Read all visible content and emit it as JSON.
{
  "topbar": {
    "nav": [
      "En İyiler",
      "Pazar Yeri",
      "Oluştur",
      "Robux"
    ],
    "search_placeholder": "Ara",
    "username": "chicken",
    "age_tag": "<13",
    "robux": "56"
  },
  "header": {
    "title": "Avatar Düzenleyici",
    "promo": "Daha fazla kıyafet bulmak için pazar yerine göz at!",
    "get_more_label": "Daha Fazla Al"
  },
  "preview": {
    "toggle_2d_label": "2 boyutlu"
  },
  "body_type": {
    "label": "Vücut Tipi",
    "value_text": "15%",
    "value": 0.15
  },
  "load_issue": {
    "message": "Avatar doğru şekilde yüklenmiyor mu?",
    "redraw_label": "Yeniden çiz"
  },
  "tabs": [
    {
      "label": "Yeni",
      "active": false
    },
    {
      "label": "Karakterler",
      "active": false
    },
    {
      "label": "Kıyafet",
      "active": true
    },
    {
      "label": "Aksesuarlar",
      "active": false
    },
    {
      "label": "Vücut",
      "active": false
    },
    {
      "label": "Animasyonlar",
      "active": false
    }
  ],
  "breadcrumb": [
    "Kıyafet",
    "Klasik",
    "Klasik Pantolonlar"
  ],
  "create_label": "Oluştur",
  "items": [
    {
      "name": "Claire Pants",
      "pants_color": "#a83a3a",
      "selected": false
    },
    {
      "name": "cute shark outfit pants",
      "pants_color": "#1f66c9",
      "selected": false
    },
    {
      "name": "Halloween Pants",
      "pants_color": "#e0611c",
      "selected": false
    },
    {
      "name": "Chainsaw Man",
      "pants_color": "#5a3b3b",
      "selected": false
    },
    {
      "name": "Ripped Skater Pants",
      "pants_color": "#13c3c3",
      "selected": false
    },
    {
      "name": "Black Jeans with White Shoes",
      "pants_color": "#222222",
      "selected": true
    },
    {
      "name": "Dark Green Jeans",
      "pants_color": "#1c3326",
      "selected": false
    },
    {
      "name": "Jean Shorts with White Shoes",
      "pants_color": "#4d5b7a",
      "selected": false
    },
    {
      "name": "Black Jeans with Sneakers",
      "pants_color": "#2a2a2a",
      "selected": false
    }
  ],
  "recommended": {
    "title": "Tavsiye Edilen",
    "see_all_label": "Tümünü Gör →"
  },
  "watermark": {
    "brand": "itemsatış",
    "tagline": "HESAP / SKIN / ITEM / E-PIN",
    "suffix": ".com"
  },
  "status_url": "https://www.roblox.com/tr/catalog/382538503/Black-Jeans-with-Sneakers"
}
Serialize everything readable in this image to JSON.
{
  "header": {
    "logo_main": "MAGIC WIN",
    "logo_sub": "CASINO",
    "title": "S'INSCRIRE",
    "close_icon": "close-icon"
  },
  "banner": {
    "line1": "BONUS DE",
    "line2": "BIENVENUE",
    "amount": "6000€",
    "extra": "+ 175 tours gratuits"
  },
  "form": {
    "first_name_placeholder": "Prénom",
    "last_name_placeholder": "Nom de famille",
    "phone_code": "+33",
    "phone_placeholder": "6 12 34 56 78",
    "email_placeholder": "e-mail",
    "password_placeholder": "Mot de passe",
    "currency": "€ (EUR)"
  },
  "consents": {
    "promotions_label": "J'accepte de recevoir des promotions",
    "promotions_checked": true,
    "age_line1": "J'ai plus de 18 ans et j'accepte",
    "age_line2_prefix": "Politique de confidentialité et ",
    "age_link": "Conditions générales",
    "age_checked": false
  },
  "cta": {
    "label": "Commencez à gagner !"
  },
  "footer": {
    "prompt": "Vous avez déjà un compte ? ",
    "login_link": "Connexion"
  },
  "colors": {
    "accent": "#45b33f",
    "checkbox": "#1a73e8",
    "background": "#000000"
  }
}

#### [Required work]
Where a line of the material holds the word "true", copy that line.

#### [Solution]
      "active": true
      "selected": true
    "promotions_checked": true,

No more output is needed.